Every record below is to be restated word for word, and no picture is to be copied.

============

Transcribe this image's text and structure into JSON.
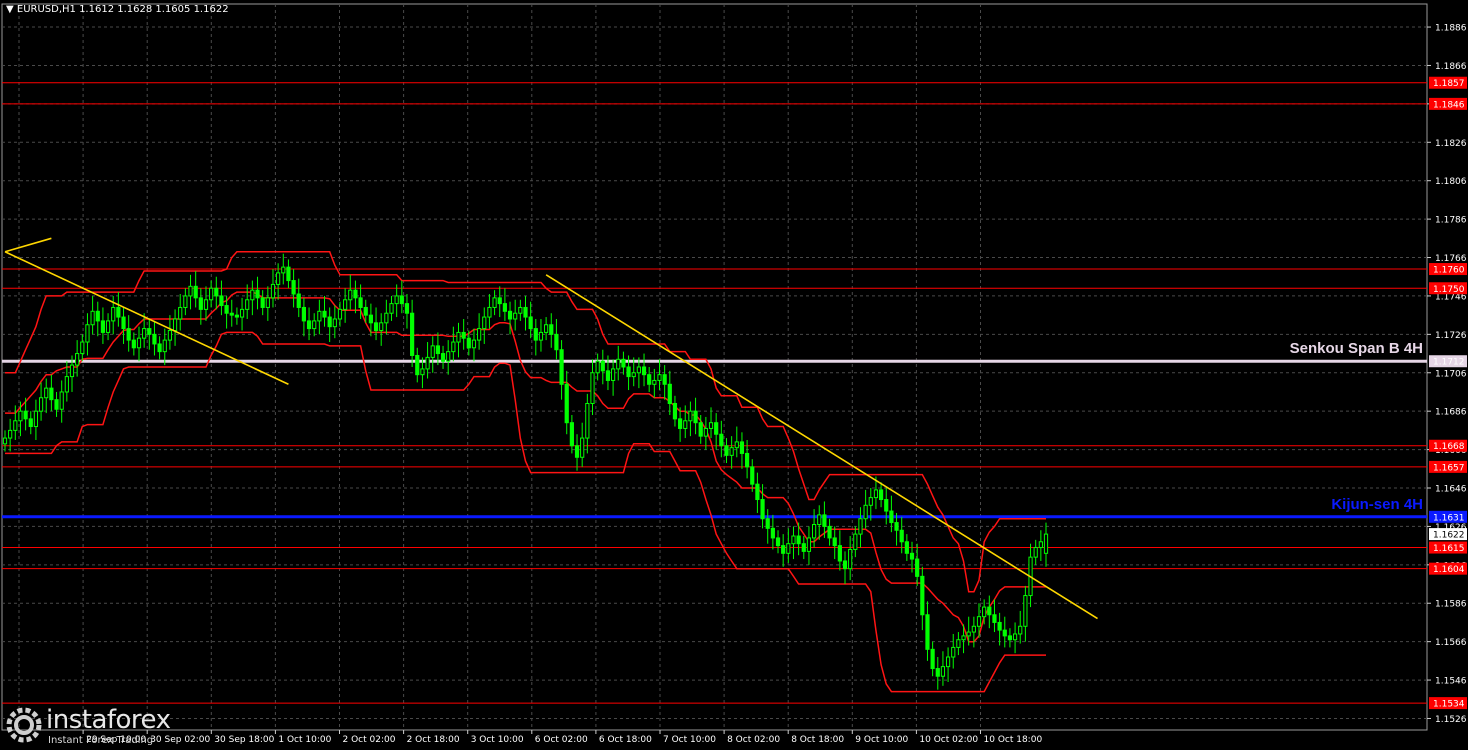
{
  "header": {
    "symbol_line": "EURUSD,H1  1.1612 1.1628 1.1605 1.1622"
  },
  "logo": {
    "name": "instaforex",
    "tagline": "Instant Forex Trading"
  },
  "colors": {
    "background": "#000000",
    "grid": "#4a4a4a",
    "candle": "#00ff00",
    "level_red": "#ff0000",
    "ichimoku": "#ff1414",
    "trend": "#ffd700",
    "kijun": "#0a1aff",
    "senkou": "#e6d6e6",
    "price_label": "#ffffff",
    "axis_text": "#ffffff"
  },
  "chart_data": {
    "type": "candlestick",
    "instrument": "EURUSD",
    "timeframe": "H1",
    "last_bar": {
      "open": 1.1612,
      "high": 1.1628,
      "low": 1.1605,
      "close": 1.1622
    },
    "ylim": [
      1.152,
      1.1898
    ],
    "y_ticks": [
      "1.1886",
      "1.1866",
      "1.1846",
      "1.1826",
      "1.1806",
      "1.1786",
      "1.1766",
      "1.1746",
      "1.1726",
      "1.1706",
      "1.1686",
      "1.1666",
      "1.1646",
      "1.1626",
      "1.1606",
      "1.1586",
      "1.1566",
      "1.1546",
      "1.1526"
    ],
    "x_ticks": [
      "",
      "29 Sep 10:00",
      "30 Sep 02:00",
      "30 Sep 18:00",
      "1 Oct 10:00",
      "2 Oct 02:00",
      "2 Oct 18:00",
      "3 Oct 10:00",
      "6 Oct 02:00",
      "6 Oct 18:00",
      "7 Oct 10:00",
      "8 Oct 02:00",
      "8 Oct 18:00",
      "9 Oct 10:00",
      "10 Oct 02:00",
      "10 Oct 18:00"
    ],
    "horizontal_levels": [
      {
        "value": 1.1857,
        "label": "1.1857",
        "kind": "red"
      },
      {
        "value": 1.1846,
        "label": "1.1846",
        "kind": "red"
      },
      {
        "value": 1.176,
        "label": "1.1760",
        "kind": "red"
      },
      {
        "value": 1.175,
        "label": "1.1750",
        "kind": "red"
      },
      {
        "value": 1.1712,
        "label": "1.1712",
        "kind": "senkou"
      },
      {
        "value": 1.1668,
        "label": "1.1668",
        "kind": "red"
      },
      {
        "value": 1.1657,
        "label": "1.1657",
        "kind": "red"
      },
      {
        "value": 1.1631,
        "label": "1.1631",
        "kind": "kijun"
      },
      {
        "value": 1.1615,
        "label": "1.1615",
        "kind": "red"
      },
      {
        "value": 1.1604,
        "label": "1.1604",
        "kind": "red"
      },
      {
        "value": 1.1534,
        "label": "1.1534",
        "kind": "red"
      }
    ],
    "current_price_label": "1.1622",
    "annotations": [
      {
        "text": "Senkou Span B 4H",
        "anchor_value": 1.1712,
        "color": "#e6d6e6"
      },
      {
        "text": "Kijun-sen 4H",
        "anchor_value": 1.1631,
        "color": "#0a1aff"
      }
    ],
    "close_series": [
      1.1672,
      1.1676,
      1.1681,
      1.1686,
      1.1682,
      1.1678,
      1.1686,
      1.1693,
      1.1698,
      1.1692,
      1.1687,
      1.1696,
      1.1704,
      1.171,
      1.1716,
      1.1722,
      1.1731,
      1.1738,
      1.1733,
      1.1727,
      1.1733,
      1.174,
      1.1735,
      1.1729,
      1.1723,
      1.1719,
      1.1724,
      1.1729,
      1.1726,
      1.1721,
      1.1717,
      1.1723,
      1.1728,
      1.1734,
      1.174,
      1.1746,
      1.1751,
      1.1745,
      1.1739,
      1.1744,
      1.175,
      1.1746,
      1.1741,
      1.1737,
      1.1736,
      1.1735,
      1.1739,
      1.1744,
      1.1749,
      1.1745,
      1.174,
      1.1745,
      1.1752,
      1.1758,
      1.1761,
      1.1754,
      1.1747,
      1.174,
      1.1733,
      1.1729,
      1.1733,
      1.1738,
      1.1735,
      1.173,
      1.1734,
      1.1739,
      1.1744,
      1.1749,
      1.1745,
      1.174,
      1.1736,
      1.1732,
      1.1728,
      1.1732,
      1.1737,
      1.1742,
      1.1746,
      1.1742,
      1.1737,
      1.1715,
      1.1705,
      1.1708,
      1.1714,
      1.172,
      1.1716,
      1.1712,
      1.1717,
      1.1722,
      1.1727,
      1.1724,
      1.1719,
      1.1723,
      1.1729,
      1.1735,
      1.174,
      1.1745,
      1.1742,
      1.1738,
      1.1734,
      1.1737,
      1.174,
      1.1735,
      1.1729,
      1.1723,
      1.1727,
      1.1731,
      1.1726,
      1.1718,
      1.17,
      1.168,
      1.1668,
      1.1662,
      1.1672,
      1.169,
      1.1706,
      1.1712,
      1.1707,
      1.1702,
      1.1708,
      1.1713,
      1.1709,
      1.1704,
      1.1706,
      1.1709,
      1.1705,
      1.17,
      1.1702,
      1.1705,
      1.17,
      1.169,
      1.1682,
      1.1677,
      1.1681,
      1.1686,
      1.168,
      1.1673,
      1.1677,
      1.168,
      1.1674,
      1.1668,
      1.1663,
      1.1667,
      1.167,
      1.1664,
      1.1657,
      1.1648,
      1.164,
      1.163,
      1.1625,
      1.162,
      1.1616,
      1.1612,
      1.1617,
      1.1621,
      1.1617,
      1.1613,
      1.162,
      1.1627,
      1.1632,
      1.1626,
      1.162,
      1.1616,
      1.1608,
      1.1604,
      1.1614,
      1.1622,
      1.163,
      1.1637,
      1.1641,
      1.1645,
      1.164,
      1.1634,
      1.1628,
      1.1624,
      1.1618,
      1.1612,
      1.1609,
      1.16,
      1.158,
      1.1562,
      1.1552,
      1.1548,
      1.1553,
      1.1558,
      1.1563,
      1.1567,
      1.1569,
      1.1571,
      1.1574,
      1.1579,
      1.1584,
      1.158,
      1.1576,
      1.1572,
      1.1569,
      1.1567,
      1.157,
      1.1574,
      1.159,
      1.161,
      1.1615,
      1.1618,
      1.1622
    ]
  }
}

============

* _Task response_
Transcribe this image's text and structure into JSON.
{
  "header": {
    "symbol_line": "EURUSD,H1  1.1612 1.1628 1.1605 1.1622"
  },
  "logo": {
    "name": "instaforex",
    "tagline": "Instant Forex Trading"
  },
  "colors": {
    "background": "#000000",
    "grid": "#4a4a4a",
    "candle": "#00ff00",
    "level_red": "#ff0000",
    "ichimoku": "#ff1414",
    "trend": "#ffd700",
    "kijun": "#0a1aff",
    "senkou": "#e6d6e6",
    "price_label": "#ffffff",
    "axis_text": "#ffffff"
  },
  "chart_data": {
    "type": "candlestick",
    "instrument": "EURUSD",
    "timeframe": "H1",
    "last_bar": {
      "open": 1.1612,
      "high": 1.1628,
      "low": 1.1605,
      "close": 1.1622
    },
    "ylim": [
      1.152,
      1.1898
    ],
    "y_ticks": [
      "1.1886",
      "1.1866",
      "1.1846",
      "1.1826",
      "1.1806",
      "1.1786",
      "1.1766",
      "1.1746",
      "1.1726",
      "1.1706",
      "1.1686",
      "1.1666",
      "1.1646",
      "1.1626",
      "1.1606",
      "1.1586",
      "1.1566",
      "1.1546",
      "1.1526"
    ],
    "x_ticks": [
      "",
      "29 Sep 10:00",
      "30 Sep 02:00",
      "30 Sep 18:00",
      "1 Oct 10:00",
      "2 Oct 02:00",
      "2 Oct 18:00",
      "3 Oct 10:00",
      "6 Oct 02:00",
      "6 Oct 18:00",
      "7 Oct 10:00",
      "8 Oct 02:00",
      "8 Oct 18:00",
      "9 Oct 10:00",
      "10 Oct 02:00",
      "10 Oct 18:00"
    ],
    "horizontal_levels": [
      {
        "value": 1.1857,
        "label": "1.1857",
        "kind": "red"
      },
      {
        "value": 1.1846,
        "label": "1.1846",
        "kind": "red"
      },
      {
        "value": 1.176,
        "label": "1.1760",
        "kind": "red"
      },
      {
        "value": 1.175,
        "label": "1.1750",
        "kind": "red"
      },
      {
        "value": 1.1712,
        "label": "1.1712",
        "kind": "senkou"
      },
      {
        "value": 1.1668,
        "label": "1.1668",
        "kind": "red"
      },
      {
        "value": 1.1657,
        "label": "1.1657",
        "kind": "red"
      },
      {
        "value": 1.1631,
        "label": "1.1631",
        "kind": "kijun"
      },
      {
        "value": 1.1615,
        "label": "1.1615",
        "kind": "red"
      },
      {
        "value": 1.1604,
        "label": "1.1604",
        "kind": "red"
      },
      {
        "value": 1.1534,
        "label": "1.1534",
        "kind": "red"
      }
    ],
    "current_price_label": "1.1622",
    "annotations": [
      {
        "text": "Senkou Span B 4H",
        "anchor_value": 1.1712,
        "color": "#e6d6e6"
      },
      {
        "text": "Kijun-sen 4H",
        "anchor_value": 1.1631,
        "color": "#0a1aff"
      }
    ],
    "close_series": [
      1.1672,
      1.1676,
      1.1681,
      1.1686,
      1.1682,
      1.1678,
      1.1686,
      1.1693,
      1.1698,
      1.1692,
      1.1687,
      1.1696,
      1.1704,
      1.171,
      1.1716,
      1.1722,
      1.1731,
      1.1738,
      1.1733,
      1.1727,
      1.1733,
      1.174,
      1.1735,
      1.1729,
      1.1723,
      1.1719,
      1.1724,
      1.1729,
      1.1726,
      1.1721,
      1.1717,
      1.1723,
      1.1728,
      1.1734,
      1.174,
      1.1746,
      1.1751,
      1.1745,
      1.1739,
      1.1744,
      1.175,
      1.1746,
      1.1741,
      1.1737,
      1.1736,
      1.1735,
      1.1739,
      1.1744,
      1.1749,
      1.1745,
      1.174,
      1.1745,
      1.1752,
      1.1758,
      1.1761,
      1.1754,
      1.1747,
      1.174,
      1.1733,
      1.1729,
      1.1733,
      1.1738,
      1.1735,
      1.173,
      1.1734,
      1.1739,
      1.1744,
      1.1749,
      1.1745,
      1.174,
      1.1736,
      1.1732,
      1.1728,
      1.1732,
      1.1737,
      1.1742,
      1.1746,
      1.1742,
      1.1737,
      1.1715,
      1.1705,
      1.1708,
      1.1714,
      1.172,
      1.1716,
      1.1712,
      1.1717,
      1.1722,
      1.1727,
      1.1724,
      1.1719,
      1.1723,
      1.1729,
      1.1735,
      1.174,
      1.1745,
      1.1742,
      1.1738,
      1.1734,
      1.1737,
      1.174,
      1.1735,
      1.1729,
      1.1723,
      1.1727,
      1.1731,
      1.1726,
      1.1718,
      1.17,
      1.168,
      1.1668,
      1.1662,
      1.1672,
      1.169,
      1.1706,
      1.1712,
      1.1707,
      1.1702,
      1.1708,
      1.1713,
      1.1709,
      1.1704,
      1.1706,
      1.1709,
      1.1705,
      1.17,
      1.1702,
      1.1705,
      1.17,
      1.169,
      1.1682,
      1.1677,
      1.1681,
      1.1686,
      1.168,
      1.1673,
      1.1677,
      1.168,
      1.1674,
      1.1668,
      1.1663,
      1.1667,
      1.167,
      1.1664,
      1.1657,
      1.1648,
      1.164,
      1.163,
      1.1625,
      1.162,
      1.1616,
      1.1612,
      1.1617,
      1.1621,
      1.1617,
      1.1613,
      1.162,
      1.1627,
      1.1632,
      1.1626,
      1.162,
      1.1616,
      1.1608,
      1.1604,
      1.1614,
      1.1622,
      1.163,
      1.1637,
      1.1641,
      1.1645,
      1.164,
      1.1634,
      1.1628,
      1.1624,
      1.1618,
      1.1612,
      1.1609,
      1.16,
      1.158,
      1.1562,
      1.1552,
      1.1548,
      1.1553,
      1.1558,
      1.1563,
      1.1567,
      1.1569,
      1.1571,
      1.1574,
      1.1579,
      1.1584,
      1.158,
      1.1576,
      1.1572,
      1.1569,
      1.1567,
      1.157,
      1.1574,
      1.159,
      1.161,
      1.1615,
      1.1618,
      1.1622
    ]
  }
}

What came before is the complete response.